4 Mar 2024 to 15 Mar 2024

Course in the Module "Globalisation, the Economy and Sociology of Law II" (3 ECTS)

Theories about the nature and operations of markets have traditionally been dominated by economists. Neoclassical economics understands market mechanisms to operate most efficiently if they are unhindered by state regulation. The influence of neoclassical economic thinking on market design and regulatory policy, and the centrality of its core prescripts to other leading schools of economic thought, like new institutional economics (NIE), has been one of the factors that has spurred on the globalisation of the economy. The logic of enhancing market efficiency and fostering economic growth that is core to economic theory has shaped the evolution of international economic law, and underpins developments that have been key to economic globalisation, including the reduction of national barriers to the trade of goods and services, the removal of controls on the cross-border movement of capital, the creation of specialised courts to enforce the rights of foreign investors, and efforts to enhance labour mobility.
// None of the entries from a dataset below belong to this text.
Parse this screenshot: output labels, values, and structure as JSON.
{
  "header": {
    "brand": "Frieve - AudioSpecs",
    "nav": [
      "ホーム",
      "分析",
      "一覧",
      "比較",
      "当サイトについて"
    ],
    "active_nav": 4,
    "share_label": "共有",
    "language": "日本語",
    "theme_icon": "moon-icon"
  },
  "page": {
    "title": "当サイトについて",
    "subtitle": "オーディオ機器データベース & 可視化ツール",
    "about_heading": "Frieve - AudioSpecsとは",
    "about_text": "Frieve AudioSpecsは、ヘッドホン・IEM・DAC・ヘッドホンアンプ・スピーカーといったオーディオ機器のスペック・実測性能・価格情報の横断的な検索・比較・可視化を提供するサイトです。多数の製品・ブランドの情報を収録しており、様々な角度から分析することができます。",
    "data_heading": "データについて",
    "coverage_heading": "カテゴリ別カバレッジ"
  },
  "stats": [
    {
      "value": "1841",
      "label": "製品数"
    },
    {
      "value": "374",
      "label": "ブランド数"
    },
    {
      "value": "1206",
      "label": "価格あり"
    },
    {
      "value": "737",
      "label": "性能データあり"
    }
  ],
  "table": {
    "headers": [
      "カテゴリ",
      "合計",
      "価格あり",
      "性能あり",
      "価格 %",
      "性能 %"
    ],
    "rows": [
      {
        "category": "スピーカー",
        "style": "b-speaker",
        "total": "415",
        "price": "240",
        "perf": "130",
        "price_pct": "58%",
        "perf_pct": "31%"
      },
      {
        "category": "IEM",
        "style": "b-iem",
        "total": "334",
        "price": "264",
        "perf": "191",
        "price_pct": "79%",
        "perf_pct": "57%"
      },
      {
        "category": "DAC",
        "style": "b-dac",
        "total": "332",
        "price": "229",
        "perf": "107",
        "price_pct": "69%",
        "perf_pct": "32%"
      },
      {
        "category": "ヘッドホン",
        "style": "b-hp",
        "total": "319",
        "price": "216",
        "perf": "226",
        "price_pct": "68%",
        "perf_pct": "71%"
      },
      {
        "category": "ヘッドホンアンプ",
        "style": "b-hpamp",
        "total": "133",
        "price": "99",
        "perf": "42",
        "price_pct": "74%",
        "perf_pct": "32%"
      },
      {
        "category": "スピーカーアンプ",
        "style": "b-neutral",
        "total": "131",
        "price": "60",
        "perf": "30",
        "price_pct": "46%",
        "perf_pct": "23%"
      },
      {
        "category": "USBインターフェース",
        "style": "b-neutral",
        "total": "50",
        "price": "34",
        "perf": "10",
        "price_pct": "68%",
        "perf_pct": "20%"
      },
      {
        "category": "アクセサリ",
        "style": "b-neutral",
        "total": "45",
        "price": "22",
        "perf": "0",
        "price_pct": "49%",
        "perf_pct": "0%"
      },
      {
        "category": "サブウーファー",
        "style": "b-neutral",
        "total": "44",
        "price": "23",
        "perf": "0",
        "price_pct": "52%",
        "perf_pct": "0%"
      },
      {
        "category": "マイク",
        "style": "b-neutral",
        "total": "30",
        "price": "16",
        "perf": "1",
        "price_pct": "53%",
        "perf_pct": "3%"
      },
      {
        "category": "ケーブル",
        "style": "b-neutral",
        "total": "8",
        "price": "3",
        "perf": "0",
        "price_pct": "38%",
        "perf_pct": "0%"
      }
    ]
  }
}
In this course, we aim to examine the role law plays in the construction of global markets. Drawing from legal realism, critical legal studies, and socio-legal approaches, we advance a Law and Political Economy (LPE) approach that challenges neoclassical and mainstream understandings of globalisation as an autonomous process initiated by private actors and beyond the control of public power. We will also challenge the normative underpinnings of this vision of globalisation – efficiency and economic growth. In our analysis, law does not simply regulate ‘natural’ or ‘spontaneous’ markets but provides the building blocks for their creation in their first place – having concrete distributive and power-conferring effects through its allocation of legal entitlements and coercive powers. Central to an LPE perspective is an understanding that markets are ‘legally constituted’, and that states are responsible for instituting and operationalising contemporary market designs that generate social and economic inequalities, and that lead to negative environmental impacts. In the course, we will explore the significance of understanding the constitutive role of law in globalised markets for regulatory initiatives that seek to change market outcomes, and we will consider the extent to which law can be a tool to reshape the global political economy and to achieve positive social change. 

In the seminars in the course, we will draw on LPE literature to examine topics including theories of regulation, international economic law, global value chains, financial liberalisation, and alternative models for economic development.